WORK TASK:
Read the data, and whenever a line holds the word "Address", report that line.

RECORDS FOR THE TASK:
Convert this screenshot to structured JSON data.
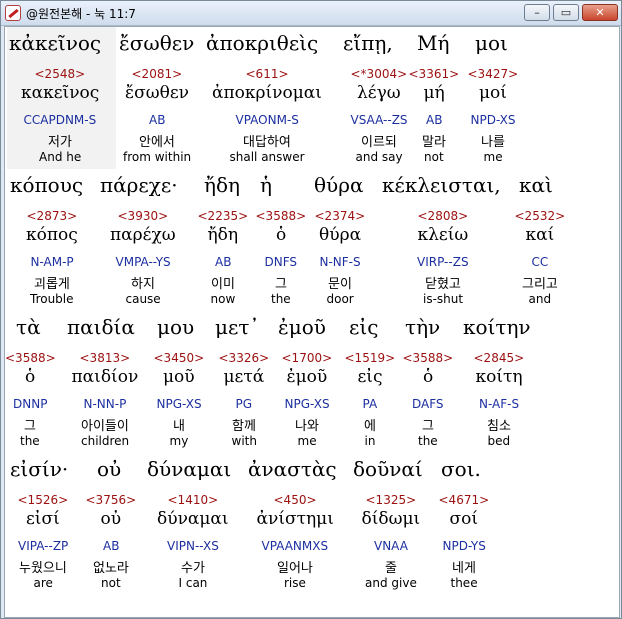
{
  "window": {
    "title": "@원전본해 - 눅 11:7",
    "min_label": "–",
    "max_label": "▭",
    "close_label": "✕"
  },
  "lines": [
    {
      "words": [
        {
          "greek": "κἀκεῖνος",
          "strong": "<2548>",
          "lemma": "κακεῖνος",
          "morph": "CCAPDNM-S",
          "korean": "저가",
          "english": "And he"
        },
        {
          "greek": "ἔσωθεν",
          "strong": "<2081>",
          "lemma": "ἔσωθεν",
          "morph": "AB",
          "korean": "안에서",
          "english": "from within"
        },
        {
          "greek": "ἀποκριθεὶς",
          "strong": "<611>",
          "lemma": "ἀποκρίνομαι",
          "morph": "VPAONM-S",
          "korean": "대답하여",
          "english": "shall answer"
        },
        {
          "greek": "εἴπῃ,",
          "strong": "<*3004>",
          "lemma": "λέγω",
          "morph": "VSAA--ZS",
          "korean": "이르되",
          "english": "and say"
        },
        {
          "greek": "Μή",
          "strong": "<3361>",
          "lemma": "μή",
          "morph": "AB",
          "korean": "말라",
          "english": "not"
        },
        {
          "greek": "μοι",
          "strong": "<3427>",
          "lemma": "μοί",
          "morph": "NPD-XS",
          "korean": "나를",
          "english": "me"
        }
      ]
    },
    {
      "words": [
        {
          "greek": "κόπους",
          "strong": "<2873>",
          "lemma": "κόπος",
          "morph": "N-AM-P",
          "korean": "괴롭게",
          "english": "Trouble"
        },
        {
          "greek": "πάρεχε·",
          "strong": "<3930>",
          "lemma": "παρέχω",
          "morph": "VMPA--YS",
          "korean": "하지",
          "english": "cause"
        },
        {
          "greek": "ἤδη",
          "strong": "<2235>",
          "lemma": "ἤδη",
          "morph": "AB",
          "korean": "이미",
          "english": "now"
        },
        {
          "greek": "ἡ",
          "strong": "<3588>",
          "lemma": "ὁ",
          "morph": "DNFS",
          "korean": "그",
          "english": "the"
        },
        {
          "greek": "θύρα",
          "strong": "<2374>",
          "lemma": "θύρα",
          "morph": "N-NF-S",
          "korean": "문이",
          "english": "door"
        },
        {
          "greek": "κέκλεισται,",
          "strong": "<2808>",
          "lemma": "κλείω",
          "morph": "VIRP--ZS",
          "korean": "닫혔고",
          "english": "is-shut"
        },
        {
          "greek": "καὶ",
          "strong": "<2532>",
          "lemma": "καί",
          "morph": "CC",
          "korean": "그리고",
          "english": "and"
        }
      ]
    },
    {
      "words": [
        {
          "greek": "τὰ",
          "strong": "<3588>",
          "lemma": "ὁ",
          "morph": "DNNP",
          "korean": "그",
          "english": "the"
        },
        {
          "greek": "παιδία",
          "strong": "<3813>",
          "lemma": "παιδίον",
          "morph": "N-NN-P",
          "korean": "아이들이",
          "english": "children"
        },
        {
          "greek": "μου",
          "strong": "<3450>",
          "lemma": "μοῦ",
          "morph": "NPG-XS",
          "korean": "내",
          "english": "my"
        },
        {
          "greek": "μετ᾽",
          "strong": "<3326>",
          "lemma": "μετά",
          "morph": "PG",
          "korean": "함께",
          "english": "with"
        },
        {
          "greek": "ἐμοῦ",
          "strong": "<1700>",
          "lemma": "ἐμοῦ",
          "morph": "NPG-XS",
          "korean": "나와",
          "english": "me"
        },
        {
          "greek": "εἰς",
          "strong": "<1519>",
          "lemma": "εἰς",
          "morph": "PA",
          "korean": "에",
          "english": "in"
        },
        {
          "greek": "τὴν",
          "strong": "<3588>",
          "lemma": "ὁ",
          "morph": "DAFS",
          "korean": "그",
          "english": "the"
        },
        {
          "greek": "κοίτην",
          "strong": "<2845>",
          "lemma": "κοίτη",
          "morph": "N-AF-S",
          "korean": "침소",
          "english": "bed"
        }
      ]
    },
    {
      "words": [
        {
          "greek": "εἰσίν·",
          "strong": "<1526>",
          "lemma": "εἰσί",
          "morph": "VIPA--ZP",
          "korean": "누웠으니",
          "english": "are"
        },
        {
          "greek": "οὐ",
          "strong": "<3756>",
          "lemma": "οὐ",
          "morph": "AB",
          "korean": "없노라",
          "english": "not"
        },
        {
          "greek": "δύναμαι",
          "strong": "<1410>",
          "lemma": "δύναμαι",
          "morph": "VIPN--XS",
          "korean": "수가",
          "english": "I can"
        },
        {
          "greek": "ἀναστὰς",
          "strong": "<450>",
          "lemma": "ἀνίστημι",
          "morph": "VPAANMXS",
          "korean": "일어나",
          "english": "rise"
        },
        {
          "greek": "δοῦναί",
          "strong": "<1325>",
          "lemma": "δίδωμι",
          "morph": "VNAA",
          "korean": "줄",
          "english": "and give"
        },
        {
          "greek": "σοι.",
          "strong": "<4671>",
          "lemma": "σοί",
          "morph": "NPD-YS",
          "korean": "네게",
          "english": "thee"
        }
      ]
    }
  ]
}
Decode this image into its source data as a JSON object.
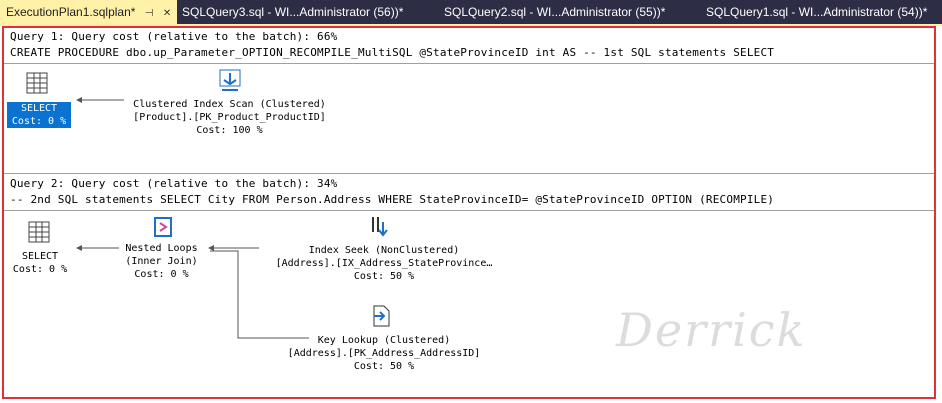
{
  "tabs": [
    {
      "label": "ExecutionPlan1.sqlplan*",
      "active": true
    },
    {
      "label": "SQLQuery3.sql - WI...Administrator (56))*",
      "active": false
    },
    {
      "label": "SQLQuery2.sql - WI...Administrator (55))*",
      "active": false
    },
    {
      "label": "SQLQuery1.sql - WI...Administrator (54))*",
      "active": false
    }
  ],
  "tab_controls": {
    "pin": "⊣",
    "close": "✕"
  },
  "query1": {
    "header": "Query 1: Query cost (relative to the batch): 66%",
    "sql": "CREATE PROCEDURE dbo.up_Parameter_OPTION_RECOMPILE_MultiSQL @StateProvinceID int AS -- 1st SQL statements SELECT",
    "select": {
      "label": "SELECT",
      "cost": "Cost: 0 %"
    },
    "scan": {
      "line1": "Clustered Index Scan (Clustered)",
      "line2": "[Product].[PK_Product_ProductID]",
      "cost": "Cost: 100 %"
    }
  },
  "query2": {
    "header": "Query 2: Query cost (relative to the batch): 34%",
    "sql": "-- 2nd SQL statements SELECT City FROM Person.Address WHERE StateProvinceID= @StateProvinceID OPTION (RECOMPILE)",
    "select": {
      "label": "SELECT",
      "cost": "Cost: 0 %"
    },
    "loops": {
      "line1": "Nested Loops",
      "line2": "(Inner Join)",
      "cost": "Cost: 0 %"
    },
    "seek": {
      "line1": "Index Seek (NonClustered)",
      "line2": "[Address].[IX_Address_StateProvince…",
      "cost": "Cost: 50 %"
    },
    "lookup": {
      "line1": "Key Lookup (Clustered)",
      "line2": "[Address].[PK_Address_AddressID]",
      "cost": "Cost: 50 %"
    }
  },
  "watermark": "Derrick",
  "colors": {
    "tab_bg": "#2d2d45",
    "active_tab": "#fff1a8",
    "highlight": "#e0313a",
    "selected": "#0a72d1"
  }
}
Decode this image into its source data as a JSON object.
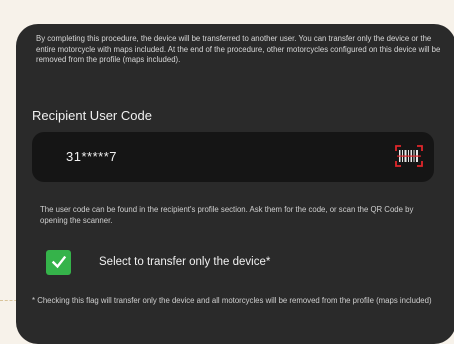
{
  "intro_text": "By completing this procedure, the device will be transferred to another user. You can transfer only the device or the entire motorcycle with maps included. At the end of the procedure, other motorcycles configured on this device will be removed from the profile (maps included).",
  "recipient": {
    "title": "Recipient User Code",
    "code_value": "31*****7",
    "scanner_icon": "qr-scanner-icon",
    "hint": "The user code can be found in the recipient's profile section. Ask them for the code, or scan the QR Code by opening the scanner."
  },
  "transfer_option": {
    "checked": true,
    "label": "Select to transfer only the device*"
  },
  "footnote": "* Checking this flag will transfer only the device and all motorcycles will be removed from the profile (maps included)",
  "colors": {
    "background": "#2a2a2a",
    "input_background": "#151515",
    "checkbox_green": "#35b34a",
    "scanner_red": "#e0262b"
  }
}
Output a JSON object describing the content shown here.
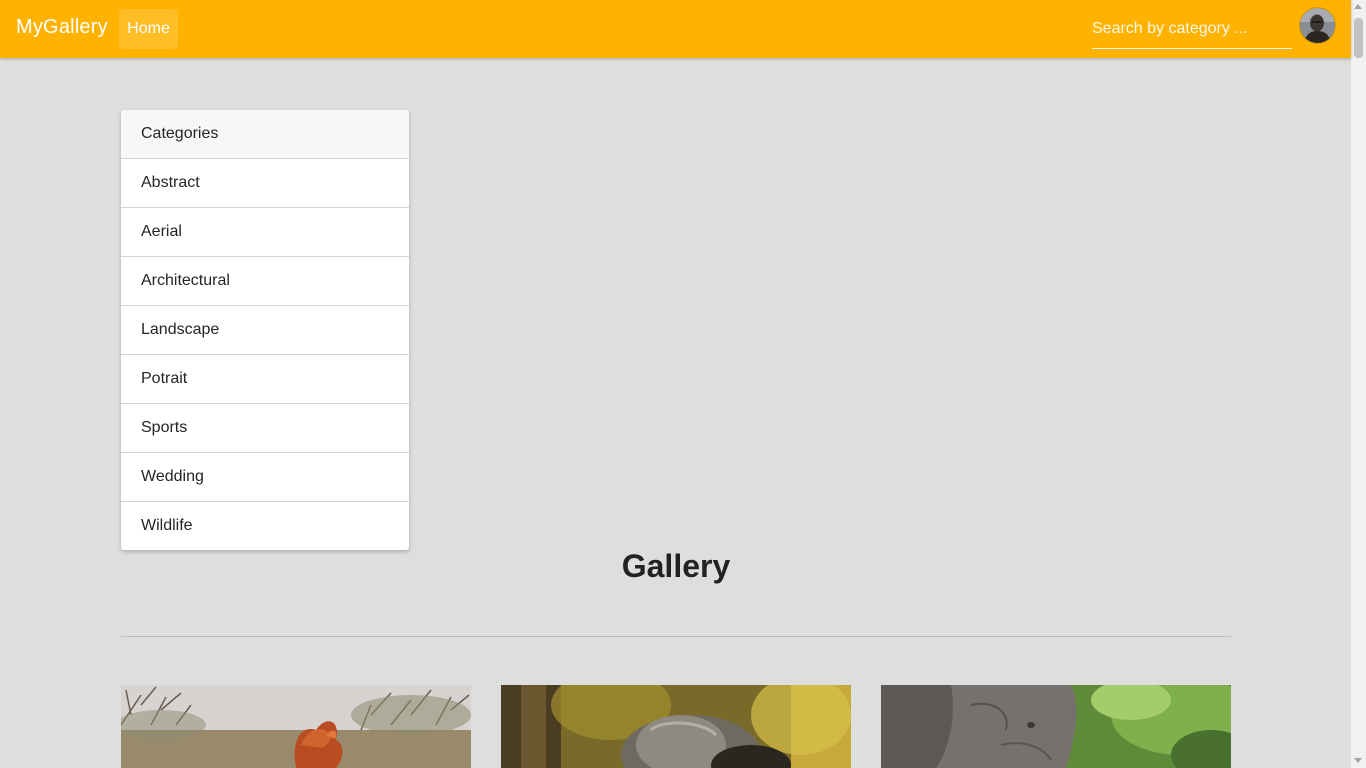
{
  "navbar": {
    "brand": "MyGallery",
    "home_label": "Home",
    "search_placeholder": "Search by category ...",
    "background": "#ffb300"
  },
  "sidebar": {
    "header": "Categories",
    "items": [
      {
        "label": "Abstract"
      },
      {
        "label": "Aerial"
      },
      {
        "label": "Architectural"
      },
      {
        "label": "Landscape"
      },
      {
        "label": "Potrait"
      },
      {
        "label": "Sports"
      },
      {
        "label": "Wedding"
      },
      {
        "label": "Wildlife"
      }
    ]
  },
  "main": {
    "title": "Gallery",
    "photos": [
      {
        "icon": "savanna-dust-photo"
      },
      {
        "icon": "primate-photo"
      },
      {
        "icon": "elephant-photo"
      }
    ]
  }
}
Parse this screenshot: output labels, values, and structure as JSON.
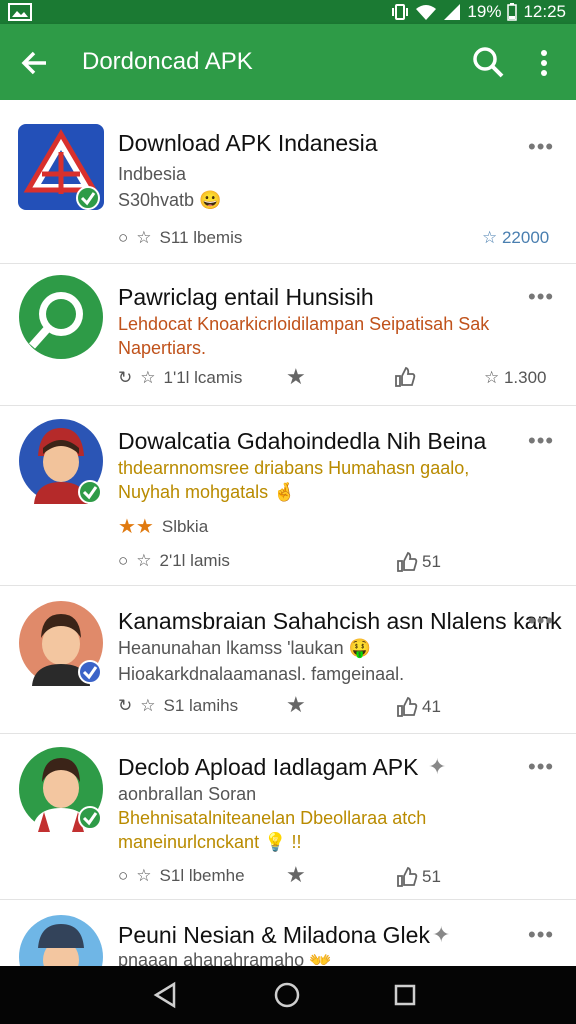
{
  "status_bar": {
    "battery": "19%",
    "time": "12:25"
  },
  "app_bar": {
    "title": "Dordoncad APK"
  },
  "items": [
    {
      "name": "Download APK Indanesia",
      "line1": "Indbesia",
      "line2": "S30hvatb 😀",
      "downloads": "S11 lbemis",
      "rating": "☆ 22000"
    },
    {
      "name": "Pawriclag entail Hunsisih",
      "line1": "Lehdocat Knoarkicrloidilampan Seipatisah Sak",
      "line2": "Napertiars.",
      "downloads": "1'1l lcamis",
      "rating": "☆ 1.300"
    },
    {
      "name": "Dowalcatia Gdahoindedla Nih Beina",
      "line1": "thdearnnomsree driabans Humahasn gaalo,",
      "line2": "Nuyhah mohgatals 🤞",
      "stars_text": "Slbkia",
      "downloads": "2'1l lamis",
      "thumb_count": "51"
    },
    {
      "name": "Kanamsbraian Sahahcish asn Nlalens kank",
      "line1": "Heanunahan lkamss 'laukan 🤑",
      "line2": "Hioakarkdnalaamanasl. famgeinaal.",
      "downloads": "S1 lamihs",
      "thumb_count": "41"
    },
    {
      "name": "Declob Apload Iadlagam APK",
      "line1": "aonbraIlan Soran",
      "line2": "Bhehnisatalniteanelan Dbeollaraa atch",
      "line3": "maneinurlcnckant 💡 !!",
      "downloads": "S1l lbemhe",
      "thumb_count": "51"
    },
    {
      "name": "Peuni Nesian & Miladona Glek",
      "line1": "pnaaan ahanahramaho 👐"
    }
  ],
  "colors": {
    "status_bar": "#1b7a33",
    "app_bar": "#2e9b47",
    "accent_green": "#2e9b47",
    "orange_text": "#c0521b",
    "gold_text": "#b98b00",
    "rating_blue": "#4a7fb0"
  },
  "icons": {
    "back": "arrow-left-icon",
    "search": "search-icon",
    "overflow": "more-vert-icon",
    "nav_back": "triangle-back-icon",
    "nav_home": "circle-home-icon",
    "nav_recents": "square-recents-icon"
  }
}
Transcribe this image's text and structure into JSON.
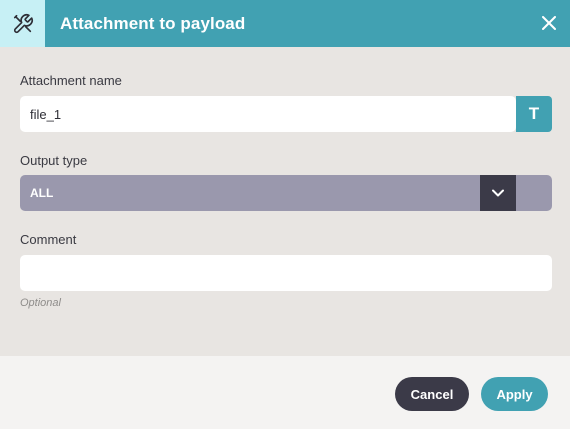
{
  "dialog": {
    "title": "Attachment to payload",
    "header_icon": "tools-icon",
    "close_icon": "close-icon"
  },
  "fields": {
    "attachment_name": {
      "label": "Attachment name",
      "value": "file_1",
      "type_button_label": "T"
    },
    "output_type": {
      "label": "Output type",
      "value": "ALL",
      "arrow_icon": "chevron-down-icon"
    },
    "comment": {
      "label": "Comment",
      "value": "",
      "hint": "Optional"
    }
  },
  "footer": {
    "cancel_label": "Cancel",
    "apply_label": "Apply"
  },
  "colors": {
    "accent": "#41a1b2",
    "header_icon_bg": "#c7f0f5",
    "select_bg": "#9a98ad",
    "dark": "#3b3a48",
    "body_bg": "#e8e5e2"
  }
}
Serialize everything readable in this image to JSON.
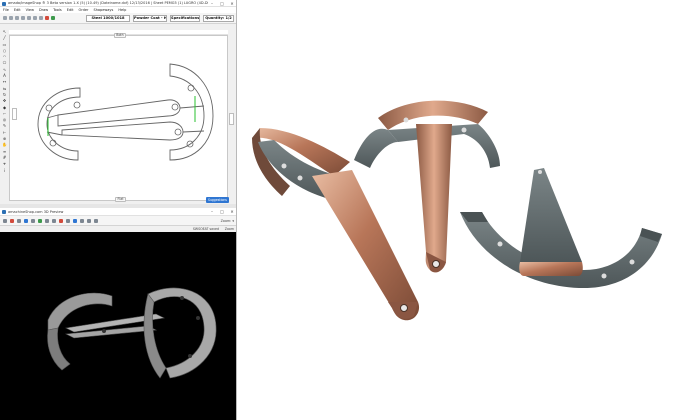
{
  "app": {
    "title": "amada/imageShop ® 3 Beta version 1.X (5) (10.49) (Dateiname.dxf) 12/13/2016 | Sheet PEMG5 (1) LUGRO (4D-DDB) - 1 pPROXQ...",
    "menu": [
      "File",
      "Edit",
      "View",
      "Draw",
      "Tools",
      "Edit",
      "Order",
      "Shapeways",
      "Help"
    ],
    "toolbar": {
      "steel_label": "Steel 1000/1018",
      "powder_label": "Powder Coat - HY ▾",
      "specs_label": "Specifications",
      "quantity_label": "Quantity: 1/2"
    },
    "canvas": {
      "top_tab": "Both",
      "bottom_tab": "Flat",
      "left_tab": "Left",
      "right_tab": "Right",
      "badge": "Suggestions"
    },
    "preview": {
      "title": "amachineShop.com 3D Preview",
      "zoom": "Zoom: ▾",
      "status": "SWSOEAT saved",
      "zoom_value": "Zoom"
    },
    "colors": {
      "accent": "#2f76d2",
      "bend_line": "#29c22f",
      "preview_bg": "#000000",
      "copper": "#c98a6a",
      "steel": "#5f6a6c"
    }
  }
}
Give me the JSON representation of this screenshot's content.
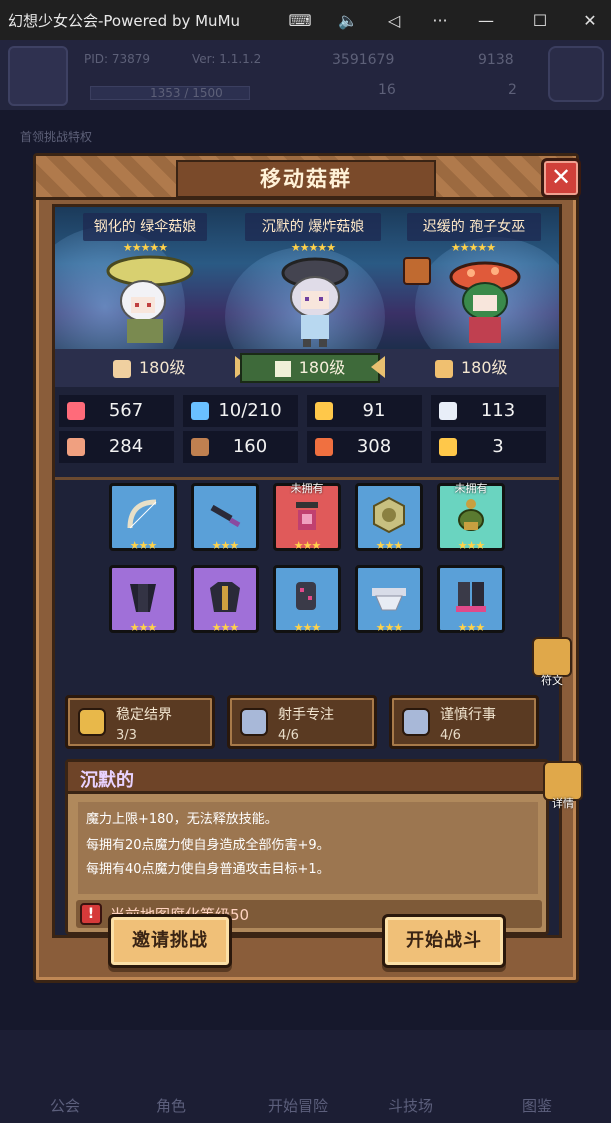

TASK RESPONSE:
    "sql": "-- 2nd SQL statements SELECT City FROM Person.Address WHERE StateProvinceID= @StateProvinceID OPTION (RECOMPILE)",
      "line2": "[Address].[IX_Address_StateProvince…",
      "line2": "[Address].[PK_Address_AddressID]",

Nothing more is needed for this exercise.